▶ **WHAT IS BEING ASKED**
Could you give the entries again, exactly as written?

[Dataset items]
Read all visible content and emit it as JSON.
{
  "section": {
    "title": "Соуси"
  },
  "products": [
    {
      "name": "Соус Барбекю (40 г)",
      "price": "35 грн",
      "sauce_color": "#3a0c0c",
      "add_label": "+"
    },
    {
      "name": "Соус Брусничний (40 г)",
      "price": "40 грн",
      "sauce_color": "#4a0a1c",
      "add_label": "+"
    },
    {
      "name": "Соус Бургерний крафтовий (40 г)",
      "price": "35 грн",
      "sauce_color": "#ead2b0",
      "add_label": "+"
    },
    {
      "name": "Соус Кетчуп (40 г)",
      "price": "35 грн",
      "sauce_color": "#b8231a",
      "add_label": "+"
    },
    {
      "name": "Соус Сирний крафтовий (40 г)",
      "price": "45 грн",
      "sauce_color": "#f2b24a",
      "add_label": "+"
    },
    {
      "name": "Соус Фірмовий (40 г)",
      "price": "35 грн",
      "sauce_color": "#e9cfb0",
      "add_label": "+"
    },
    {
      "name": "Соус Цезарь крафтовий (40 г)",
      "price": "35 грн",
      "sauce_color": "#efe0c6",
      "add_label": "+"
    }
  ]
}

▶ **EXERCISE OUTPUT**
Read all visible content and emit it as JSON.
{
  "section": {
    "title": "Соуси"
  },
  "products": [
    {
      "name": "Соус Барбекю (40 г)",
      "price": "35 грн",
      "sauce_color": "#3a0c0c",
      "add_label": "+"
    },
    {
      "name": "Соус Брусничний (40 г)",
      "price": "40 грн",
      "sauce_color": "#4a0a1c",
      "add_label": "+"
    },
    {
      "name": "Соус Бургерний крафтовий (40 г)",
      "price": "35 грн",
      "sauce_color": "#ead2b0",
      "add_label": "+"
    },
    {
      "name": "Соус Кетчуп (40 г)",
      "price": "35 грн",
      "sauce_color": "#b8231a",
      "add_label": "+"
    },
    {
      "name": "Соус Сирний крафтовий (40 г)",
      "price": "45 грн",
      "sauce_color": "#f2b24a",
      "add_label": "+"
    },
    {
      "name": "Соус Фірмовий (40 г)",
      "price": "35 грн",
      "sauce_color": "#e9cfb0",
      "add_label": "+"
    },
    {
      "name": "Соус Цезарь крафтовий (40 г)",
      "price": "35 грн",
      "sauce_color": "#efe0c6",
      "add_label": "+"
    }
  ]
}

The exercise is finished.